• **ACTIVITY**: Although the records include pictures, print only the rest, exactly as written.

• **Dataset rows for apps and sites**:
--*--

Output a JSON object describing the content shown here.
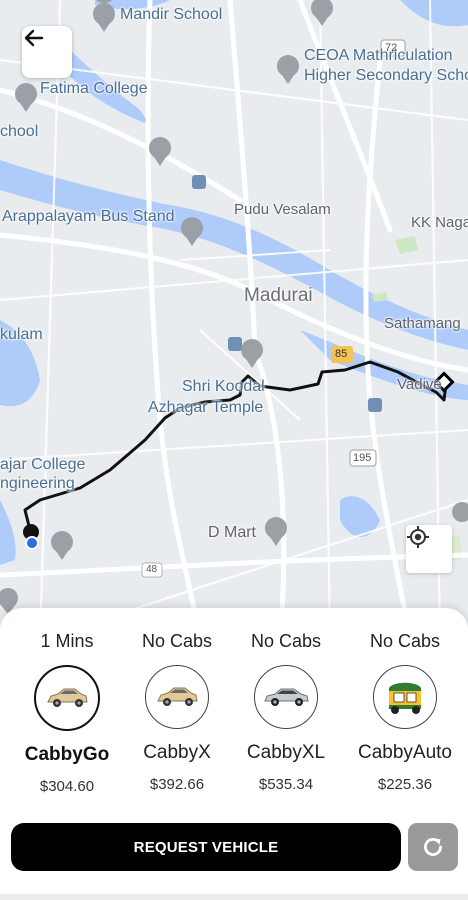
{
  "map": {
    "labels": {
      "mandir_school": "Mandir School",
      "ceoa_line1": "CEOA Mathriculation",
      "ceoa_line2": "Higher Secondary Scho",
      "fatima_college": "Fatima College",
      "school_left": "chool",
      "bus_stand": "Arappalayam Bus Stand",
      "pudu_vesalam": "Pudu Vesalam",
      "kk_nagar": "KK Naga",
      "madurai": "Madurai",
      "sathamangalam": "Sathamang",
      "kulam": "kulam",
      "temple_line1": "Shri Koodal",
      "temple_line2": "Azhagar Temple",
      "vadipatti": "Vadive",
      "college_line1": "ajar College",
      "college_line2": "ngineering",
      "d_mart": "D Mart",
      "road_72": "72",
      "road_85": "85",
      "road_195": "195",
      "road_48": "48"
    }
  },
  "header": {
    "back_icon": "arrow-left-icon"
  },
  "locate": {
    "icon": "my-location-icon"
  },
  "vehicles": [
    {
      "eta": "1 Mins",
      "name": "CabbyGo",
      "price": "$304.60",
      "selected": true,
      "icon": "beige-sedan-icon"
    },
    {
      "eta": "No Cabs",
      "name": "CabbyX",
      "price": "$392.66",
      "selected": false,
      "icon": "beige-sedan-icon"
    },
    {
      "eta": "No Cabs",
      "name": "CabbyXL",
      "price": "$535.34",
      "selected": false,
      "icon": "silver-sedan-icon"
    },
    {
      "eta": "No Cabs",
      "name": "CabbyAuto",
      "price": "$225.36",
      "selected": false,
      "icon": "auto-rickshaw-icon"
    }
  ],
  "actions": {
    "request_label": "REQUEST VEHICLE",
    "refresh_icon": "refresh-icon"
  },
  "colors": {
    "route": "#111111",
    "river": "#aecbfa",
    "map_background": "#e9ecef",
    "request_button": "#000000",
    "refresh_button": "#9a9a9a"
  }
}
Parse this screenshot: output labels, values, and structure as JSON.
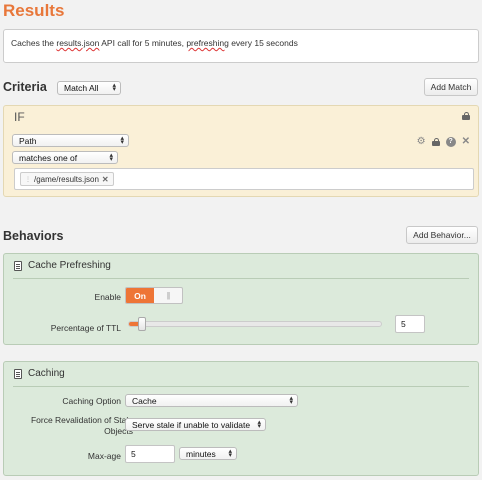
{
  "page": {
    "title": "Results",
    "description": {
      "part1": "Caches the ",
      "part2": "results.json",
      "part3": " API call for 5 minutes, ",
      "part4": "prefreshing",
      "part5": " every 15 seconds"
    }
  },
  "criteria": {
    "heading": "Criteria",
    "match_select": "Match All",
    "add_match_label": "Add Match",
    "if_label": "IF",
    "field_select": "Path",
    "operator_select": "matches one of",
    "values": [
      {
        "text": "/game/results.json"
      }
    ],
    "icons": [
      "gear-icon",
      "lock-icon",
      "help-icon",
      "close-icon"
    ]
  },
  "behaviors": {
    "heading": "Behaviors",
    "add_behavior_label": "Add Behavior...",
    "cache_prefreshing": {
      "title": "Cache Prefreshing",
      "enable_label": "Enable",
      "enable_value": "On",
      "ttl_label": "Percentage of TTL",
      "ttl_value": "5",
      "ttl_percent": 5
    },
    "caching": {
      "title": "Caching",
      "option_label": "Caching Option",
      "option_value": "Cache",
      "revalidation_label_line1": "Force Revalidation of Stale",
      "revalidation_label_line2": "Objects",
      "revalidation_value": "Serve stale if unable to validate",
      "maxage_label": "Max-age",
      "maxage_value": "5",
      "maxage_unit": "minutes"
    }
  },
  "colors": {
    "accent": "#e8773a",
    "if_panel": "#faf0d7",
    "behavior_panel": "#dceadb"
  }
}
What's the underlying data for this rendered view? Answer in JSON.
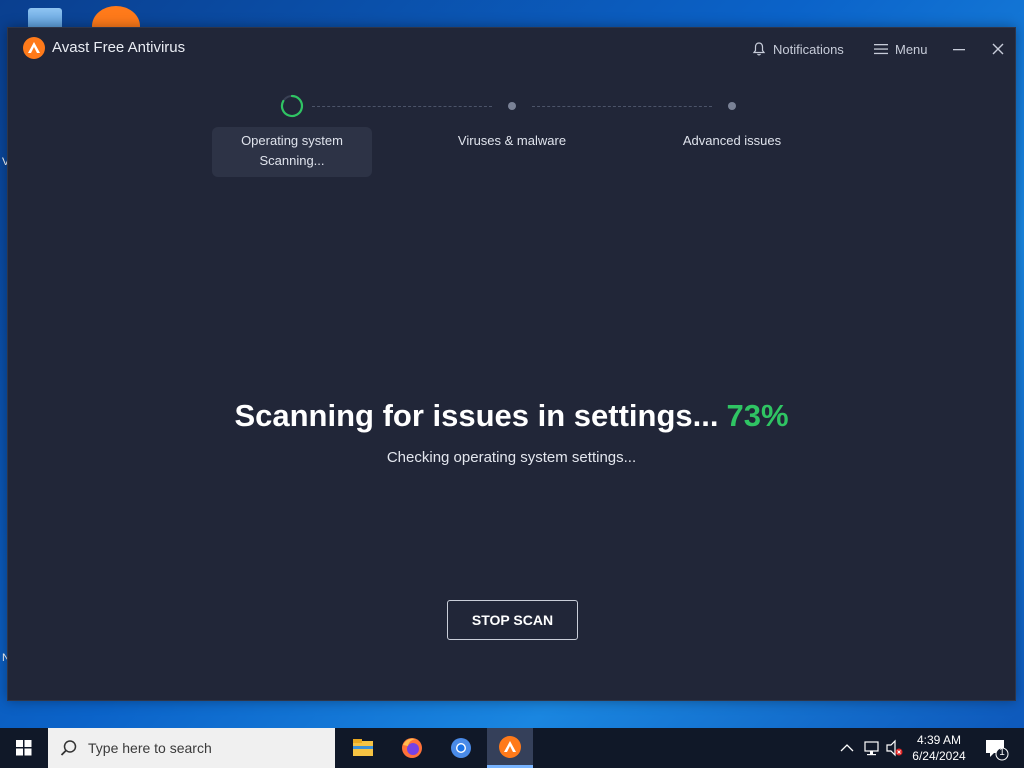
{
  "desktop": {
    "edge_letters": [
      "V",
      "N"
    ]
  },
  "app": {
    "title": "Avast Free Antivirus",
    "notifications_label": "Notifications",
    "menu_label": "Menu",
    "brand_color": "#ff7a1a",
    "accent_color": "#2fc463"
  },
  "steps": [
    {
      "label": "Operating system",
      "status": "Scanning...",
      "state": "active"
    },
    {
      "label": "Viruses & malware",
      "state": "pending"
    },
    {
      "label": "Advanced issues",
      "state": "pending"
    }
  ],
  "scan": {
    "heading": "Scanning for issues in settings...",
    "percent": "73%",
    "progress": 0.73,
    "subtext": "Checking operating system settings...",
    "stop_label": "STOP SCAN"
  },
  "taskbar": {
    "search_placeholder": "Type here to search",
    "pinned": [
      "file-explorer-icon",
      "firefox-icon",
      "chrome-icon",
      "avast-icon"
    ],
    "time": "4:39 AM",
    "date": "6/24/2024",
    "notification_count": "1"
  }
}
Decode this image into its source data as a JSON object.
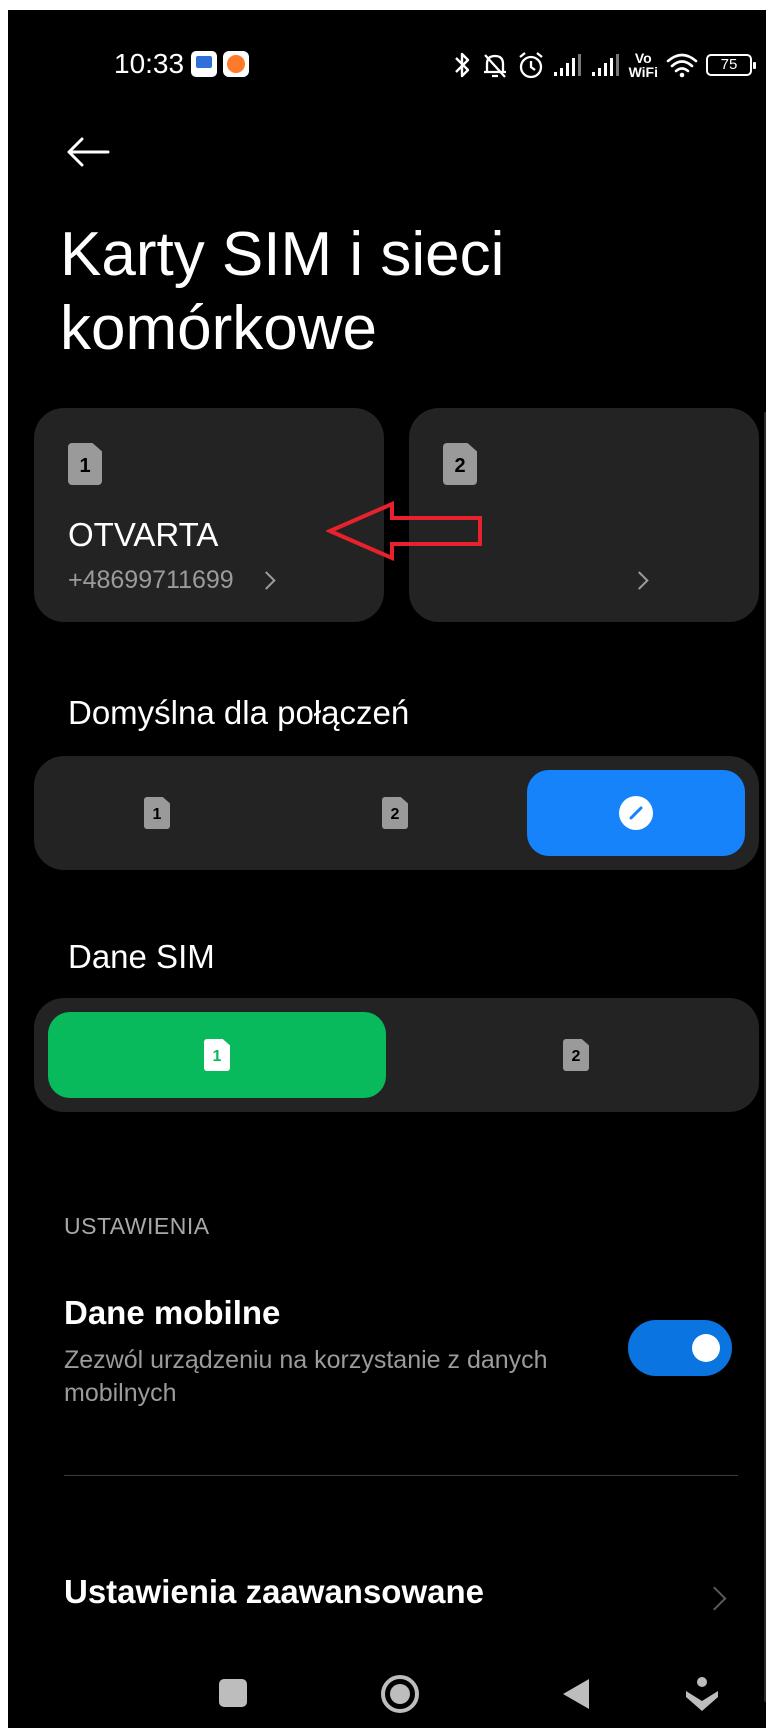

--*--

• **TASK ANSWER**:
Output a JSON object describing the content shown here.
{
  "map": {
    "labels": {
      "mandir_school": "Mandir School",
      "ceoa_line1": "CEOA Mathriculation",
      "ceoa_line2": "Higher Secondary Scho",
      "fatima_college": "Fatima College",
      "school_left": "chool",
      "bus_stand": "Arappalayam Bus Stand",
      "pudu_vesalam": "Pudu Vesalam",
      "kk_nagar": "KK Naga",
      "madurai": "Madurai",
      "sathamangalam": "Sathamang",
      "kulam": "kulam",
      "temple_line1": "Shri Koodal",
      "temple_line2": "Azhagar Temple",
      "vadipatti": "Vadive",
      "college_line1": "ajar College",
      "college_line2": "ngineering",
      "d_mart": "D Mart",
      "road_72": "72",
      "road_85": "85",
      "road_195": "195",
      "road_48": "48"
    }
  },
  "header": {
    "back_icon": "arrow-left-icon"
  },
  "locate": {
    "icon": "my-location-icon"
  },
  "vehicles": [
    {
      "eta": "1 Mins",
      "name": "CabbyGo",
      "price": "$304.60",
      "selected": true,
      "icon": "beige-sedan-icon"
    },
    {
      "eta": "No Cabs",
      "name": "CabbyX",
      "price": "$392.66",
      "selected": false,
      "icon": "beige-sedan-icon"
    },
    {
      "eta": "No Cabs",
      "name": "CabbyXL",
      "price": "$535.34",
      "selected": false,
      "icon": "silver-sedan-icon"
    },
    {
      "eta": "No Cabs",
      "name": "CabbyAuto",
      "price": "$225.36",
      "selected": false,
      "icon": "auto-rickshaw-icon"
    }
  ],
  "actions": {
    "request_label": "REQUEST VEHICLE",
    "refresh_icon": "refresh-icon"
  },
  "colors": {
    "route": "#111111",
    "river": "#aecbfa",
    "map_background": "#e9ecef",
    "request_button": "#000000",
    "refresh_button": "#9a9a9a"
  }
}
Parse this screenshot: output labels, values, and structure as JSON.
{
  "page": {
    "title": "Results",
    "description": {
      "part1": "Caches the ",
      "part2": "results.json",
      "part3": " API call for 5 minutes, ",
      "part4": "prefreshing",
      "part5": " every 15 seconds"
    }
  },
  "criteria": {
    "heading": "Criteria",
    "match_select": "Match All",
    "add_match_label": "Add Match",
    "if_label": "IF",
    "field_select": "Path",
    "operator_select": "matches one of",
    "values": [
      {
        "text": "/game/results.json"
      }
    ],
    "icons": [
      "gear-icon",
      "lock-icon",
      "help-icon",
      "close-icon"
    ]
  },
  "behaviors": {
    "heading": "Behaviors",
    "add_behavior_label": "Add Behavior...",
    "cache_prefreshing": {
      "title": "Cache Prefreshing",
      "enable_label": "Enable",
      "enable_value": "On",
      "ttl_label": "Percentage of TTL",
      "ttl_value": "5",
      "ttl_percent": 5
    },
    "caching": {
      "title": "Caching",
      "option_label": "Caching Option",
      "option_value": "Cache",
      "revalidation_label_line1": "Force Revalidation of Stale",
      "revalidation_label_line2": "Objects",
      "revalidation_value": "Serve stale if unable to validate",
      "maxage_label": "Max-age",
      "maxage_value": "5",
      "maxage_unit": "minutes"
    }
  },
  "colors": {
    "accent": "#e8773a",
    "if_panel": "#faf0d7",
    "behavior_panel": "#dceadb"
  }
}
What's the underlying data for this rendered view? Answer in JSON.
{
  "desktop": {
    "edge_letters": [
      "V",
      "N"
    ]
  },
  "app": {
    "title": "Avast Free Antivirus",
    "notifications_label": "Notifications",
    "menu_label": "Menu",
    "brand_color": "#ff7a1a",
    "accent_color": "#2fc463"
  },
  "steps": [
    {
      "label": "Operating system",
      "status": "Scanning...",
      "state": "active"
    },
    {
      "label": "Viruses & malware",
      "state": "pending"
    },
    {
      "label": "Advanced issues",
      "state": "pending"
    }
  ],
  "scan": {
    "heading": "Scanning for issues in settings...",
    "percent": "73%",
    "progress": 0.73,
    "subtext": "Checking operating system settings...",
    "stop_label": "STOP SCAN"
  },
  "taskbar": {
    "search_placeholder": "Type here to search",
    "pinned": [
      "file-explorer-icon",
      "firefox-icon",
      "chrome-icon",
      "avast-icon"
    ],
    "time": "4:39 AM",
    "date": "6/24/2024",
    "notification_count": "1"
  }
}
Decode this image into its source data as a JSON object.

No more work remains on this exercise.